My Lords, it is no exaggeration to say that the essential purpose of the Bill is to strengthen democracy by ensuring voting fairness in general elections in so far as is reasonably practicable, something which every noble Lord, irrespective of party affiliation, and every honourable Member in another place, will endorse fully. By "fairness" I mean trying to ensure that the vote cast by every elector is of equal value, irrespective of the constituency in which he or she happens to live.
Let us contrast that with the situation that prevails in elections to the European Parliament, where the votes cast by Irish electors are worth three times as much, and the votes cast by Luxembourgeois electors are worth 11 times as much, as the votes cast by English or French electors. I am aware that that point is not strictly relevant to the Bill; nonetheless it is something which is worth pondering seriously when we think about fairness.
§ Lord Mackay of Ardbrecknish
My Lords, I am grateful to my noble friend for the detailed reply he gave at the Dispatch Box to the points I raised on Second Reading, in Committee and on Report. He has been patient with me as I have ploughed through the same field. I am at least certain that by the end of my endeavours all Members of your Lordships' House who took part in the debate were well aware of, and agreed with, the need for flexibility with regard to local authority boundaries.
I fully appreciate what my noble friend said about putting the boundary commission into a loop between Rules 4 and 5. Those of your Lordships who know a little about computers will know that getting a computer to go into a loop is about the most serious 1551 thing one can do with it. There may be a temptation to find it amusing that we may have put the boundary commission into an endless loop. We want the boundary commission to report because, as the noble Lord, Lord Monson, said, it is vital for the health of our first-past-the-post system that we have constituencies as nearly equal as is possible. I am satisfied that with the words of my noble friend ringing in the boundary commission's ears, it will be much more flexible this time than it was last time. I am grateful to him and to other noble Lords who appreciated the argument that I was making for their support and help in that regard.
Lord Campbell of Croy
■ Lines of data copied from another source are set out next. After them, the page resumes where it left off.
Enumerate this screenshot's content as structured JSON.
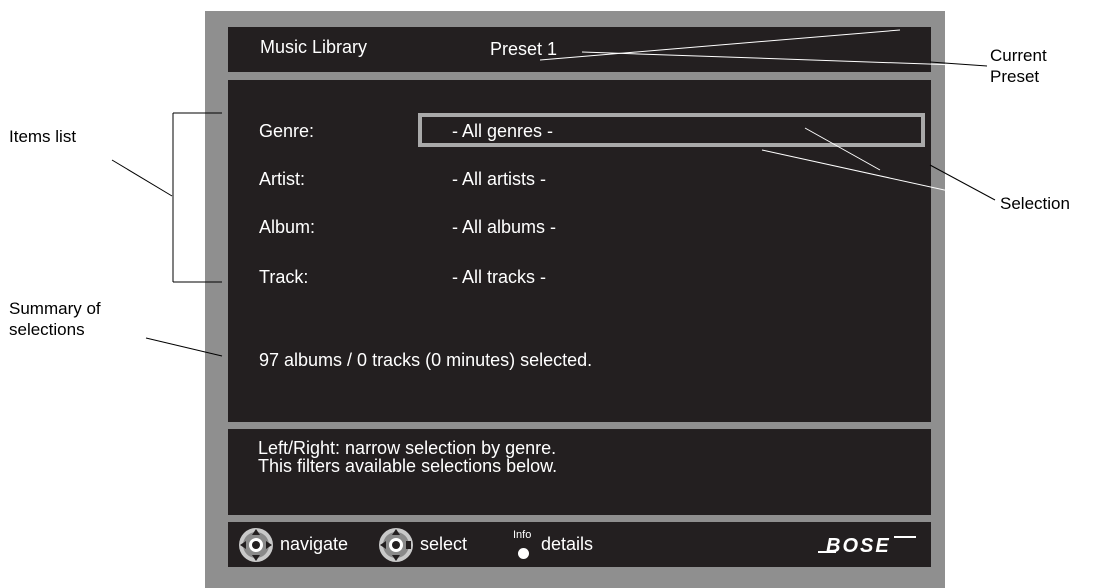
{
  "header": {
    "title": "Music Library",
    "preset": "Preset 1"
  },
  "fields": [
    {
      "label": "Genre:",
      "value": "- All genres -"
    },
    {
      "label": "Artist:",
      "value": "- All artists -"
    },
    {
      "label": "Album:",
      "value": "- All albums -"
    },
    {
      "label": "Track:",
      "value": "- All tracks -"
    }
  ],
  "summary": "97 albums / 0 tracks (0 minutes) selected.",
  "help": {
    "line1": "Left/Right: narrow selection by genre.",
    "line2": "This filters available selections below."
  },
  "footer": {
    "navigate_label": "navigate",
    "select_label": "select",
    "info_label": "Info",
    "details_label": "details",
    "brand": "BOSE"
  },
  "callouts": {
    "current_preset_line1": "Current",
    "current_preset_line2": "Preset",
    "selection": "Selection",
    "items_list": "Items list",
    "summary_line1": "Summary of",
    "summary_line2": "selections"
  },
  "icons": {
    "navigate": "navigation-pad-icon",
    "select": "select-pad-icon",
    "info": "info-button-icon",
    "brand": "bose-logo"
  },
  "colors": {
    "panel": "#231f20",
    "frame": "#8f8f8f",
    "selection_border": "#a9a9a9",
    "text": "#ffffff"
  }
}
My Lords, I too fully support the purposes of the Bill, as I made clear on Second Reading. My noble friend Lord Ferrers has today repeated that one of the chief aims of the Bill is to even out, so far as is practicable, the numbers of electors in constituencies. My noble friend Lord Mackay of Ardbrecknish and I raised in Committee and on Report the extraordinary and huge disparities that have occurred in certain cases, arising merely because emphasis has been placed upon the criterion of local government boundaries, neglecting some of the other criteria we thought of importance.
I accept what my noble friend Lord Ferrers said today. I am grateful to him also for his letter which was sent urgently to me today explaining his position. I realised that the last amendment that my noble friend Lord Mackay tabled would produce difficulties if it were assimilated into the Bill today, but I hope that the point will be fully taken into account because the huge disparities to which we drew attention seem unnecessary. The point having been made, I hope that it will be incorporated in legislation in due course when the time is right.
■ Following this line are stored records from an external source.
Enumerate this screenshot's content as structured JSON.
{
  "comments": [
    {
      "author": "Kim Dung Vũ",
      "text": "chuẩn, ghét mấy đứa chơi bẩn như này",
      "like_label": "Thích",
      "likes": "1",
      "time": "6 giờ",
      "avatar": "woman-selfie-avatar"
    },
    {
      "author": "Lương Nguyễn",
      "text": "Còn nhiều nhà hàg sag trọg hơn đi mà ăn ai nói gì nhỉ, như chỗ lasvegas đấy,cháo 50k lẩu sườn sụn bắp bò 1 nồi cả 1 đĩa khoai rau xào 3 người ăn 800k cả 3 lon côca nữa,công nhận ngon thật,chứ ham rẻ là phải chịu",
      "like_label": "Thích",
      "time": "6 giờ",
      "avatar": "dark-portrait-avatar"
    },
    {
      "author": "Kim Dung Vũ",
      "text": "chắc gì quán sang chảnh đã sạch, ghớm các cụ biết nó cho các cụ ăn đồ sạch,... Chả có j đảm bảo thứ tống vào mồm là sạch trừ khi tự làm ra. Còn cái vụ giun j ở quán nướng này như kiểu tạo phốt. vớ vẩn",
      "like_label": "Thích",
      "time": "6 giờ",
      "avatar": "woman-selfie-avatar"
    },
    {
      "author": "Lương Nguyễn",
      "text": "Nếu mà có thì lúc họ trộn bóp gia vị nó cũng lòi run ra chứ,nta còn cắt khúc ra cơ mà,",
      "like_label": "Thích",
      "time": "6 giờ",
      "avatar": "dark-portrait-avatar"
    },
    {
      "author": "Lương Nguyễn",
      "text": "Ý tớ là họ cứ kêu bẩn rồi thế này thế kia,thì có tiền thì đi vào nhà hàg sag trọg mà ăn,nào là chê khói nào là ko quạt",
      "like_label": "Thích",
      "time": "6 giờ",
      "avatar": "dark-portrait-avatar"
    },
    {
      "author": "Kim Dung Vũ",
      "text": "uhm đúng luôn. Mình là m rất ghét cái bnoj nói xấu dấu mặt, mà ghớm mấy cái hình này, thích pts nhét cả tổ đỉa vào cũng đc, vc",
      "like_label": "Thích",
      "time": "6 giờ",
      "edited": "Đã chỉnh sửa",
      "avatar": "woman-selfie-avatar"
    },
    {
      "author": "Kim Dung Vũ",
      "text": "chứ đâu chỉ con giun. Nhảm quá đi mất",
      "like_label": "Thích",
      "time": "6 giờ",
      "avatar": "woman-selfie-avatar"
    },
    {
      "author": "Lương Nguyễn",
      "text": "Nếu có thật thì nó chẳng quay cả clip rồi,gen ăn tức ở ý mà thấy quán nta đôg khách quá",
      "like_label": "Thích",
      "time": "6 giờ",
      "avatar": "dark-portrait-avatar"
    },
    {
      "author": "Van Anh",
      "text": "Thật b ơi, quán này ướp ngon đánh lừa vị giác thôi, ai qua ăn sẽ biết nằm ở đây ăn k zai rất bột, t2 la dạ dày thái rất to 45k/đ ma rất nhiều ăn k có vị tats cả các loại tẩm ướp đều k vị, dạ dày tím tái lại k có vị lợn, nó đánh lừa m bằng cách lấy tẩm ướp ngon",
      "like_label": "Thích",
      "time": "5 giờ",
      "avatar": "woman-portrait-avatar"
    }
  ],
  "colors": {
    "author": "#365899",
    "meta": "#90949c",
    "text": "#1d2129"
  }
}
My Lords, I am grateful to your Lordships for the approval that you have given to the Bill. I am especially grateful to my noble friends Lord Mackay of Ardbrecknish and Lord Campbell of Croy for the understanding way in which they have accepted that we found it difficult to incorporate their requirements into the Bill as it is. I have no doubt that the Scottish boundary commission will be fully seized of their views and will take them into account when it does its work.
I know that the noble Lord, Lord Underhill, was worried about Wales and precedent. I can assure him that no final recommendation will be made with regard to local authority boundaries which have not already received the approval of Parliament. The Bill, small though it is, will be of great assistance. I am so glad that the noble Baroness, Lady Hamwee, was on this occasion also able to support the Bill in full measure. I commend the Bill to the House.
§ On Question, Bill read a third time and passed.